- _TASK GOAL_: Give back, character for character, the line that includes "Transcribe this image's" and all lines beneath it in the data.

** MATERIALS PROVIDED follows **

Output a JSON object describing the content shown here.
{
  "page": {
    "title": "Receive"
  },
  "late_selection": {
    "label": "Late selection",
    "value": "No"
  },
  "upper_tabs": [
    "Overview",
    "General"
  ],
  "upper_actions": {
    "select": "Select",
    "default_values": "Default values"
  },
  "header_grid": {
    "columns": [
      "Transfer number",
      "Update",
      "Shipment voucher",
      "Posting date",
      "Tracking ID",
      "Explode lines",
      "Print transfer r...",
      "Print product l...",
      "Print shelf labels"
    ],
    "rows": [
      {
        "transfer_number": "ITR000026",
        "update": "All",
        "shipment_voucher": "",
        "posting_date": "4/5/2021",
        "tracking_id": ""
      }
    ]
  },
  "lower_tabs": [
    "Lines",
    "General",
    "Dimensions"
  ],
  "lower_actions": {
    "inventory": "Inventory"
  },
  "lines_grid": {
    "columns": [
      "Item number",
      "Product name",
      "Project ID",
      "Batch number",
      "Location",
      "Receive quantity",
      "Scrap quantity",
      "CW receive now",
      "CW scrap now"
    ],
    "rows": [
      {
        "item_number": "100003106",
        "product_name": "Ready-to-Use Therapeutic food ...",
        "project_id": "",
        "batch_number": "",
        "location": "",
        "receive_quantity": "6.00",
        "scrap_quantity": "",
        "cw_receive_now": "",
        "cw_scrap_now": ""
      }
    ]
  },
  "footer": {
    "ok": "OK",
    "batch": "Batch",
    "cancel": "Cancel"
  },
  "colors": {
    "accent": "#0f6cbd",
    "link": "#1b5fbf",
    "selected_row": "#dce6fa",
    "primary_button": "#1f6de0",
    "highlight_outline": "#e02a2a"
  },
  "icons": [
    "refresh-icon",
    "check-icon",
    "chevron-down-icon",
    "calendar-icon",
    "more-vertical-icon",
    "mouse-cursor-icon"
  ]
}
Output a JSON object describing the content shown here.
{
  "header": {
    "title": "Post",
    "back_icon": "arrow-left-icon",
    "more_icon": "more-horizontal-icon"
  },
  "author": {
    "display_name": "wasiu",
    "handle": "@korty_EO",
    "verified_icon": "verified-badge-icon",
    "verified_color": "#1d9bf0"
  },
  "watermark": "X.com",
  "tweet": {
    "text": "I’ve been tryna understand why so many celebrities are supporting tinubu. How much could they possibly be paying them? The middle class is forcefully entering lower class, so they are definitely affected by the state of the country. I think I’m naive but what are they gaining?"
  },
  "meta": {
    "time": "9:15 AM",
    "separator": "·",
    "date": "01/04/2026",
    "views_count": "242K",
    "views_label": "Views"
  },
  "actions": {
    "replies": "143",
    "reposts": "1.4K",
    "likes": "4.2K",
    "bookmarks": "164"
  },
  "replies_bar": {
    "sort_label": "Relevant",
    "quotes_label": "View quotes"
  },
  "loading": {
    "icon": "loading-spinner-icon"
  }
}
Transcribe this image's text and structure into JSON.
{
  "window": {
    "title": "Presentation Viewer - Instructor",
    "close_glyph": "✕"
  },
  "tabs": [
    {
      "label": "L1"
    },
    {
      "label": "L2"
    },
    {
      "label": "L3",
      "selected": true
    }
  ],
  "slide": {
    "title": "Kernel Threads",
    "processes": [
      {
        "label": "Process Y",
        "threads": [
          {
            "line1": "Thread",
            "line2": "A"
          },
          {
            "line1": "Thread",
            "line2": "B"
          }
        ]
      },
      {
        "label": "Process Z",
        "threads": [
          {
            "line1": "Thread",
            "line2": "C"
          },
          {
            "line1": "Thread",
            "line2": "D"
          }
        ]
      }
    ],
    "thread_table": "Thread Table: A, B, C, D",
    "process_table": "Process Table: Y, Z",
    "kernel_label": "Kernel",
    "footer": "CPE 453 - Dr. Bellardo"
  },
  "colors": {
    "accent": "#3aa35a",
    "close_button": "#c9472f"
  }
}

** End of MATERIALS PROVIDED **

- _SOLUTION FOR THIS EXERCISE_:
Transcribe this image's text and structure into JSON.
{
  "window": {
    "title": "Presentation Viewer - Instructor",
    "close_glyph": "✕"
  },
  "tabs": [
    {
      "label": "L1"
    },
    {
      "label": "L2"
    },
    {
      "label": "L3",
      "selected": true
    }
  ],
  "slide": {
    "title": "Kernel Threads",
    "processes": [
      {
        "label": "Process Y",
        "threads": [
          {
            "line1": "Thread",
            "line2": "A"
          },
          {
            "line1": "Thread",
            "line2": "B"
          }
        ]
      },
      {
        "label": "Process Z",
        "threads": [
          {
            "line1": "Thread",
            "line2": "C"
          },
          {
            "line1": "Thread",
            "line2": "D"
          }
        ]
      }
    ],
    "thread_table": "Thread Table: A, B, C, D",
    "process_table": "Process Table: Y, Z",
    "kernel_label": "Kernel",
    "footer": "CPE 453 - Dr. Bellardo"
  },
  "colors": {
    "accent": "#3aa35a",
    "close_button": "#c9472f"
  }
}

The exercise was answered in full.